#### [Dataset]

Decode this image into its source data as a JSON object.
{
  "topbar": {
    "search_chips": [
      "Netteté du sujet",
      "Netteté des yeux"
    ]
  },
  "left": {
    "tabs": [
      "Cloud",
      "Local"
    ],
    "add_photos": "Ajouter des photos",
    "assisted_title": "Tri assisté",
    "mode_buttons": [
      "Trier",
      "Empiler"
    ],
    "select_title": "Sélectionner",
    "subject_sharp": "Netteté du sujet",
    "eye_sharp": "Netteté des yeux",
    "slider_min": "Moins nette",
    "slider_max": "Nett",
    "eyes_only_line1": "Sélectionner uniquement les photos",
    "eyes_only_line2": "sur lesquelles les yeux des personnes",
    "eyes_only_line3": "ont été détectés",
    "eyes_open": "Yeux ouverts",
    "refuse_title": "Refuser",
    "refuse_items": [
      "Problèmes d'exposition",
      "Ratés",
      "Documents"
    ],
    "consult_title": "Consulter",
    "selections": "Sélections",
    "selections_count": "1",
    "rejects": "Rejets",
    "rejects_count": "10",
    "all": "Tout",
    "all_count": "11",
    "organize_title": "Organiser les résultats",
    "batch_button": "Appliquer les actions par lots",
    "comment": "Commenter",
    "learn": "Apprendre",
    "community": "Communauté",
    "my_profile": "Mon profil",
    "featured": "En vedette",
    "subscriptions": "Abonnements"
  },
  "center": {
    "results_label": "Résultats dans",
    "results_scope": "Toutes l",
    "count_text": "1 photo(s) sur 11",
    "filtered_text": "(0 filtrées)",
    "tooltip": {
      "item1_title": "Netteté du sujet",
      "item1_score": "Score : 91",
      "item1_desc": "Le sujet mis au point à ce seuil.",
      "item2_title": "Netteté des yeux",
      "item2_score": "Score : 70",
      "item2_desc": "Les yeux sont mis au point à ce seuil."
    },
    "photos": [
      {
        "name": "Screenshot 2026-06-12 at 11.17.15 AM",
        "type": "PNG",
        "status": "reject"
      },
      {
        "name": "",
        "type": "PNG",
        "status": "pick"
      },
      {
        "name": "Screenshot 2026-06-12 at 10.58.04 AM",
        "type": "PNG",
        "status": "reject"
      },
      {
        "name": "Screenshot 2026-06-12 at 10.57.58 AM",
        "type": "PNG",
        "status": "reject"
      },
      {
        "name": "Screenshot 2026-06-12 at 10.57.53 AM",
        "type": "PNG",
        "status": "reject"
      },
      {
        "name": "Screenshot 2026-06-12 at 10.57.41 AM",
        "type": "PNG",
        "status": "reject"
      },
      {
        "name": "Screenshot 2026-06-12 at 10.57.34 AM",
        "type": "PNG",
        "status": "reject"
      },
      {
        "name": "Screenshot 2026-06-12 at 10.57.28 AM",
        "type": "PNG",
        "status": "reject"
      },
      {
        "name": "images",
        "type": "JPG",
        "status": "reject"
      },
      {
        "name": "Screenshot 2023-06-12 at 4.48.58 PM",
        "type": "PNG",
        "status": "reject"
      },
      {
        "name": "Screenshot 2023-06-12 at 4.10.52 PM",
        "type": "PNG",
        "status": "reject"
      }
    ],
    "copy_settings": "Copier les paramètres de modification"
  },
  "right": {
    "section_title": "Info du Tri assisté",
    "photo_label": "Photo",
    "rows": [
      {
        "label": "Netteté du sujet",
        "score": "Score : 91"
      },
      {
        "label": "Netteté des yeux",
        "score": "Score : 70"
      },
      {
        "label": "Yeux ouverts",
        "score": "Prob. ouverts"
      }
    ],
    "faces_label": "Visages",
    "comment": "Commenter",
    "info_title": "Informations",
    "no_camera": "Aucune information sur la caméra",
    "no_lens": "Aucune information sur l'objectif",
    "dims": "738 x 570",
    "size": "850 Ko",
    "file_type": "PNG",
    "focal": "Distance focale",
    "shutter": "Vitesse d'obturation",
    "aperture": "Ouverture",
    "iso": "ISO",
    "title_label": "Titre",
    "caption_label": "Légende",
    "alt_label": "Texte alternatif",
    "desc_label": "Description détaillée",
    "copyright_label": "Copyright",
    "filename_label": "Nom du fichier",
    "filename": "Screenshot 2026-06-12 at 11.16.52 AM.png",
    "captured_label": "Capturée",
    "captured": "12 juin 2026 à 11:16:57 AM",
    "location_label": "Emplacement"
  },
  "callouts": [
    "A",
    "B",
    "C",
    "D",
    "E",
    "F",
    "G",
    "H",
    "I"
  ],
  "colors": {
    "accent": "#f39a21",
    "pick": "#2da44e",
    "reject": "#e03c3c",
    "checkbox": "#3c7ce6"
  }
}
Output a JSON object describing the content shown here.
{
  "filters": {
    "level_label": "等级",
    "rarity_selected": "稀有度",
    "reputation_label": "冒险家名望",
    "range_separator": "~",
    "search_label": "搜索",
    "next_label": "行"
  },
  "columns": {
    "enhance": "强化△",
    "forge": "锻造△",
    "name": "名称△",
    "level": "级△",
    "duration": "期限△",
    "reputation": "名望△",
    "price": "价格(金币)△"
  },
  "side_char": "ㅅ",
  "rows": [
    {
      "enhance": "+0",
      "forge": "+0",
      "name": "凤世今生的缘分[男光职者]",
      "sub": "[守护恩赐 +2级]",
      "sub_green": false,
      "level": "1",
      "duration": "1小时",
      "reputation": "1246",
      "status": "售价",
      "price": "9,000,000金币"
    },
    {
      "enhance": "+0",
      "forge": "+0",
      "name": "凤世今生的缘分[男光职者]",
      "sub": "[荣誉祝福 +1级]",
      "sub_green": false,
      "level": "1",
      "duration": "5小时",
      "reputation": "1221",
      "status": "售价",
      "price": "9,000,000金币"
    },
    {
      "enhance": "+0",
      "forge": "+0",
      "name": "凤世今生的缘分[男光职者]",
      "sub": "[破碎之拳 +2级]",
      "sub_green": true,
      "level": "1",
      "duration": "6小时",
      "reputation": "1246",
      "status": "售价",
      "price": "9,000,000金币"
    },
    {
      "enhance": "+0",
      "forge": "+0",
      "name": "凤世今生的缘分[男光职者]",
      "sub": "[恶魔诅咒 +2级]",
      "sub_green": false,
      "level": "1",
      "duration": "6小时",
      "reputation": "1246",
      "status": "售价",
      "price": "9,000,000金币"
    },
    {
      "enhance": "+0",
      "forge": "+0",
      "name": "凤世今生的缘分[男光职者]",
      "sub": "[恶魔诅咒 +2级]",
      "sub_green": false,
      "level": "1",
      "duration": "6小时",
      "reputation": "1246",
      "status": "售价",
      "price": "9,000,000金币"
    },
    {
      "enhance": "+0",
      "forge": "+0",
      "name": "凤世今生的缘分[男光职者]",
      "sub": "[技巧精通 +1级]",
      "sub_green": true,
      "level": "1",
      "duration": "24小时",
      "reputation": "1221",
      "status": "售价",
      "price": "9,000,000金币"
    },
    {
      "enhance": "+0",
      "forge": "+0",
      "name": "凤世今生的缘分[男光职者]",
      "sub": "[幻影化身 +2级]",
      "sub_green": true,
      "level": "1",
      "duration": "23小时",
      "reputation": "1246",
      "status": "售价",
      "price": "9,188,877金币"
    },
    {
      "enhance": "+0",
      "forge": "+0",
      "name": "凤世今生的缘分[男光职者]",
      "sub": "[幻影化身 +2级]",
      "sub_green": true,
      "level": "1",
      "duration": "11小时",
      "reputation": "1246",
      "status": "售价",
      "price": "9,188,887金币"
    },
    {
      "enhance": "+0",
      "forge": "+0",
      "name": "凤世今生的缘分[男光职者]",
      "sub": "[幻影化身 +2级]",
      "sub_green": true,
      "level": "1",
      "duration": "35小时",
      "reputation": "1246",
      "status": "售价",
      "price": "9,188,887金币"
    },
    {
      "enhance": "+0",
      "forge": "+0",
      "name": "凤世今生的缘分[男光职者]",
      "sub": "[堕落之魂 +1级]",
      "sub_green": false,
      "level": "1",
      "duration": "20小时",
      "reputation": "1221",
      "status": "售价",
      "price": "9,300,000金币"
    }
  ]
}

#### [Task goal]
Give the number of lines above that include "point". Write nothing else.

#### [Solution below]
2